:: Exercise objective ::
Reproduce the records below exactly; no pictures.

:: Source material ::
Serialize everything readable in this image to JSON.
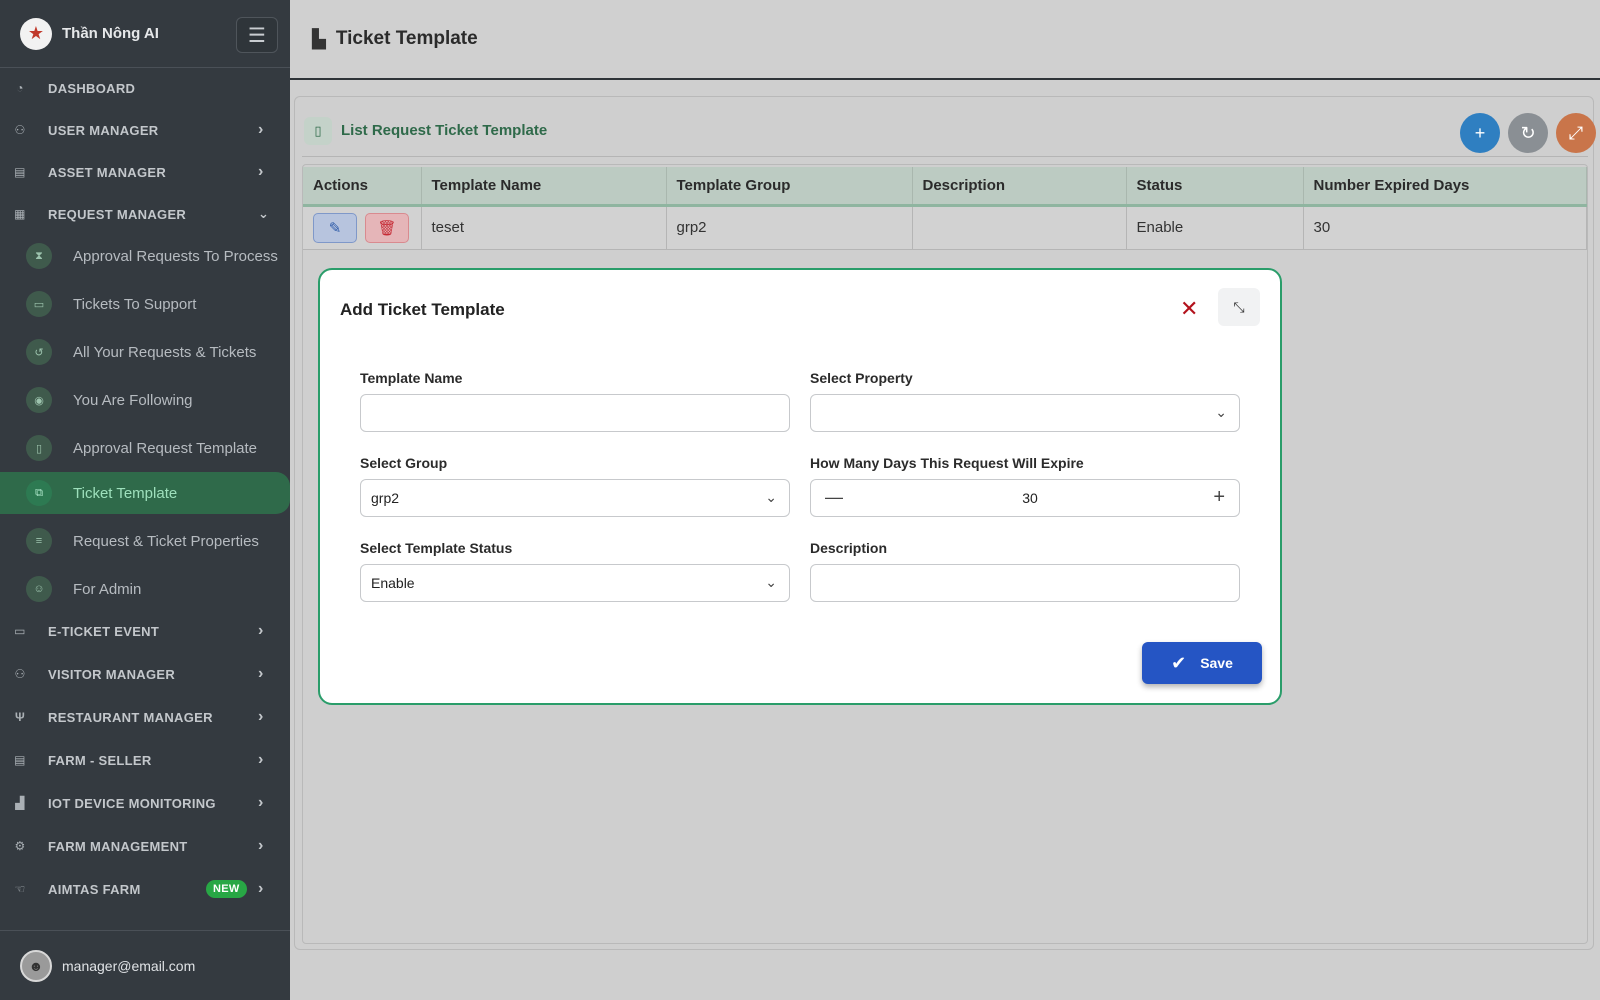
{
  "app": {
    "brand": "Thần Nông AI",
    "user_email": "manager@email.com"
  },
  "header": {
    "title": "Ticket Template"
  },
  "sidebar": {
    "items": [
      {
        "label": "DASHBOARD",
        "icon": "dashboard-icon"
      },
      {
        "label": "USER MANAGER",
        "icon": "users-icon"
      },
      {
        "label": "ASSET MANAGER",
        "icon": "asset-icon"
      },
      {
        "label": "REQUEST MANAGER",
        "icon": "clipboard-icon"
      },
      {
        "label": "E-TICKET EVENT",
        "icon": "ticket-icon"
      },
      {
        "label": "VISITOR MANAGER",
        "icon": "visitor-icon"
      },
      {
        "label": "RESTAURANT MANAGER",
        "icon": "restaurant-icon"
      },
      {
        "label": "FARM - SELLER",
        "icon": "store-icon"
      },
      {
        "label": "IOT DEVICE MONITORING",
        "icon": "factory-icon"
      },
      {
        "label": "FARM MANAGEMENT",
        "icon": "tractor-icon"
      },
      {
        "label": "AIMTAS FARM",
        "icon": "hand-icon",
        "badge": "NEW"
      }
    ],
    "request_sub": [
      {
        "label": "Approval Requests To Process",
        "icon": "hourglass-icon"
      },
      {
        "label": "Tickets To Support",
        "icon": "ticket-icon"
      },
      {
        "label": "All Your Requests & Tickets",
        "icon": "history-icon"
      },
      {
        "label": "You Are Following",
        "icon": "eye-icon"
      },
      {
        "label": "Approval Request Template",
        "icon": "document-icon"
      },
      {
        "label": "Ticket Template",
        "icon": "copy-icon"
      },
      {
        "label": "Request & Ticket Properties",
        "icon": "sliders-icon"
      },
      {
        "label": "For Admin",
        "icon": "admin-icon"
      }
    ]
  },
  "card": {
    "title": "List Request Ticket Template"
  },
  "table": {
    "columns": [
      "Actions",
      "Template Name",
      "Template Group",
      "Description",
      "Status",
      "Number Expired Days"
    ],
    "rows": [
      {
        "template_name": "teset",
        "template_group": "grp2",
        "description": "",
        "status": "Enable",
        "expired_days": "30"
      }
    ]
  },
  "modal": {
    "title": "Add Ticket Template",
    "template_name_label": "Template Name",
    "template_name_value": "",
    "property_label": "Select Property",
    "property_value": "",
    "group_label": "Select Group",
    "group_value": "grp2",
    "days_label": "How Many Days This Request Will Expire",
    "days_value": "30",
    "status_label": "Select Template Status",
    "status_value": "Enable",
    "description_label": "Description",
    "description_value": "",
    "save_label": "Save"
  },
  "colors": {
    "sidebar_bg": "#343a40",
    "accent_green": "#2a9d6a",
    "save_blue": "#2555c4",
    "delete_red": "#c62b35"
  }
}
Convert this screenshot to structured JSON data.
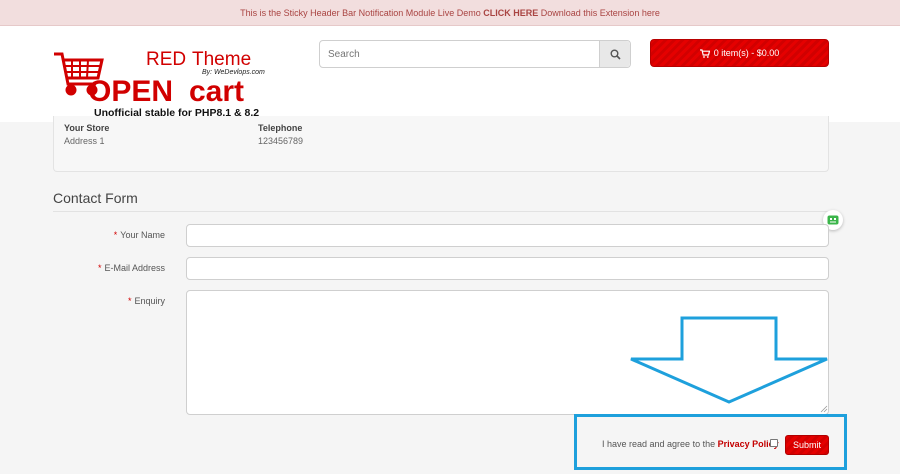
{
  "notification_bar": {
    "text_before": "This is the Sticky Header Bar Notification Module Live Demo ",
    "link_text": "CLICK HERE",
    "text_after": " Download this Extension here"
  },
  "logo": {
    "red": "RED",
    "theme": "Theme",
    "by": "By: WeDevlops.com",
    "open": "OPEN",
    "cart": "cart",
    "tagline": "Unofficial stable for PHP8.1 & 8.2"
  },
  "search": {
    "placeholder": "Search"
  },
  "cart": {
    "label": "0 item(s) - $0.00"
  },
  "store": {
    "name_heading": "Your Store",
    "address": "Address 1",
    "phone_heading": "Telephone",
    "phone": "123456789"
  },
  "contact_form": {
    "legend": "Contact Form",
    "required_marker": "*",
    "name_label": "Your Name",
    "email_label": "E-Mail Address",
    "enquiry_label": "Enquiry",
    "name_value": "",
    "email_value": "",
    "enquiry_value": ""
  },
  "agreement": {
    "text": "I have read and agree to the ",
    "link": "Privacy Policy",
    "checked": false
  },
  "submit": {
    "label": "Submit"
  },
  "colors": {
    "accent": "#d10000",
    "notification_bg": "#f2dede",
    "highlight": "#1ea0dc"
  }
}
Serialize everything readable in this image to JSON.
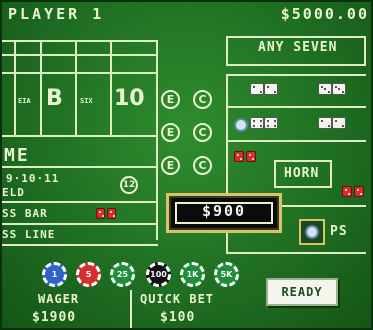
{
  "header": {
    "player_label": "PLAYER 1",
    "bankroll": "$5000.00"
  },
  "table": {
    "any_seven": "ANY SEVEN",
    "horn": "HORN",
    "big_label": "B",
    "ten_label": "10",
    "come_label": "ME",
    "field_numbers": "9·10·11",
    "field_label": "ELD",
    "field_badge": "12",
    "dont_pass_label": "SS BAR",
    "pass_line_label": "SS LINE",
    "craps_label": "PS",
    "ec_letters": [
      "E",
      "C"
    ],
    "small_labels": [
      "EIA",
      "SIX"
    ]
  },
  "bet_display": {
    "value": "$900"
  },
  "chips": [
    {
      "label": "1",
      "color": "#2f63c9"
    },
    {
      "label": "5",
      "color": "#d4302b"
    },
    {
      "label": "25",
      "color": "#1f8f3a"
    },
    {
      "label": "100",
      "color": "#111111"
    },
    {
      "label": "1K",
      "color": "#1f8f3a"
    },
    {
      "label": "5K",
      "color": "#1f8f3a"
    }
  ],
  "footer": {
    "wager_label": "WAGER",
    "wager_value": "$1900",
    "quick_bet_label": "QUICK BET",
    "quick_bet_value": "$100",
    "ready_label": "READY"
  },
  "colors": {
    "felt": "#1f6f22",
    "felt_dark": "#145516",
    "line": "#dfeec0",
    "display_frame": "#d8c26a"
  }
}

:: Solved problem ::
Serialize everything readable in this image to JSON.
{
  "app": {
    "brand": "Thần Nông AI",
    "user_email": "manager@email.com"
  },
  "header": {
    "title": "Ticket Template"
  },
  "sidebar": {
    "items": [
      {
        "label": "DASHBOARD",
        "icon": "dashboard-icon"
      },
      {
        "label": "USER MANAGER",
        "icon": "users-icon"
      },
      {
        "label": "ASSET MANAGER",
        "icon": "asset-icon"
      },
      {
        "label": "REQUEST MANAGER",
        "icon": "clipboard-icon"
      },
      {
        "label": "E-TICKET EVENT",
        "icon": "ticket-icon"
      },
      {
        "label": "VISITOR MANAGER",
        "icon": "visitor-icon"
      },
      {
        "label": "RESTAURANT MANAGER",
        "icon": "restaurant-icon"
      },
      {
        "label": "FARM - SELLER",
        "icon": "store-icon"
      },
      {
        "label": "IOT DEVICE MONITORING",
        "icon": "factory-icon"
      },
      {
        "label": "FARM MANAGEMENT",
        "icon": "tractor-icon"
      },
      {
        "label": "AIMTAS FARM",
        "icon": "hand-icon",
        "badge": "NEW"
      }
    ],
    "request_sub": [
      {
        "label": "Approval Requests To Process",
        "icon": "hourglass-icon"
      },
      {
        "label": "Tickets To Support",
        "icon": "ticket-icon"
      },
      {
        "label": "All Your Requests & Tickets",
        "icon": "history-icon"
      },
      {
        "label": "You Are Following",
        "icon": "eye-icon"
      },
      {
        "label": "Approval Request Template",
        "icon": "document-icon"
      },
      {
        "label": "Ticket Template",
        "icon": "copy-icon"
      },
      {
        "label": "Request & Ticket Properties",
        "icon": "sliders-icon"
      },
      {
        "label": "For Admin",
        "icon": "admin-icon"
      }
    ]
  },
  "card": {
    "title": "List Request Ticket Template"
  },
  "table": {
    "columns": [
      "Actions",
      "Template Name",
      "Template Group",
      "Description",
      "Status",
      "Number Expired Days"
    ],
    "rows": [
      {
        "template_name": "teset",
        "template_group": "grp2",
        "description": "",
        "status": "Enable",
        "expired_days": "30"
      }
    ]
  },
  "modal": {
    "title": "Add Ticket Template",
    "template_name_label": "Template Name",
    "template_name_value": "",
    "property_label": "Select Property",
    "property_value": "",
    "group_label": "Select Group",
    "group_value": "grp2",
    "days_label": "How Many Days This Request Will Expire",
    "days_value": "30",
    "status_label": "Select Template Status",
    "status_value": "Enable",
    "description_label": "Description",
    "description_value": "",
    "save_label": "Save"
  },
  "colors": {
    "sidebar_bg": "#343a40",
    "accent_green": "#2a9d6a",
    "save_blue": "#2555c4",
    "delete_red": "#c62b35"
  }
}
Convert this screenshot to structured JSON data.
{
  "notification_bar": {
    "text_before": "This is the Sticky Header Bar Notification Module Live Demo ",
    "link_text": "CLICK HERE",
    "text_after": " Download this Extension here"
  },
  "logo": {
    "red": "RED",
    "theme": "Theme",
    "by": "By: WeDevlops.com",
    "open": "OPEN",
    "cart": "cart",
    "tagline": "Unofficial stable for PHP8.1 & 8.2"
  },
  "search": {
    "placeholder": "Search"
  },
  "cart": {
    "label": "0 item(s) - $0.00"
  },
  "store": {
    "name_heading": "Your Store",
    "address": "Address 1",
    "phone_heading": "Telephone",
    "phone": "123456789"
  },
  "contact_form": {
    "legend": "Contact Form",
    "required_marker": "*",
    "name_label": "Your Name",
    "email_label": "E-Mail Address",
    "enquiry_label": "Enquiry",
    "name_value": "",
    "email_value": "",
    "enquiry_value": ""
  },
  "agreement": {
    "text": "I have read and agree to the ",
    "link": "Privacy Policy",
    "checked": false
  },
  "submit": {
    "label": "Submit"
  },
  "colors": {
    "accent": "#d10000",
    "notification_bg": "#f2dede",
    "highlight": "#1ea0dc"
  }
}
Serialize everything readable in this image to JSON.
{
  "header": {
    "player_label": "PLAYER 1",
    "bankroll": "$5000.00"
  },
  "table": {
    "any_seven": "ANY SEVEN",
    "horn": "HORN",
    "big_label": "B",
    "ten_label": "10",
    "come_label": "ME",
    "field_numbers": "9·10·11",
    "field_label": "ELD",
    "field_badge": "12",
    "dont_pass_label": "SS BAR",
    "pass_line_label": "SS LINE",
    "craps_label": "PS",
    "ec_letters": [
      "E",
      "C"
    ],
    "small_labels": [
      "EIA",
      "SIX"
    ]
  },
  "bet_display": {
    "value": "$900"
  },
  "chips": [
    {
      "label": "1",
      "color": "#2f63c9"
    },
    {
      "label": "5",
      "color": "#d4302b"
    },
    {
      "label": "25",
      "color": "#1f8f3a"
    },
    {
      "label": "100",
      "color": "#111111"
    },
    {
      "label": "1K",
      "color": "#1f8f3a"
    },
    {
      "label": "5K",
      "color": "#1f8f3a"
    }
  ],
  "footer": {
    "wager_label": "WAGER",
    "wager_value": "$1900",
    "quick_bet_label": "QUICK BET",
    "quick_bet_value": "$100",
    "ready_label": "READY"
  },
  "colors": {
    "felt": "#1f6f22",
    "felt_dark": "#145516",
    "line": "#dfeec0",
    "display_frame": "#d8c26a"
  }
}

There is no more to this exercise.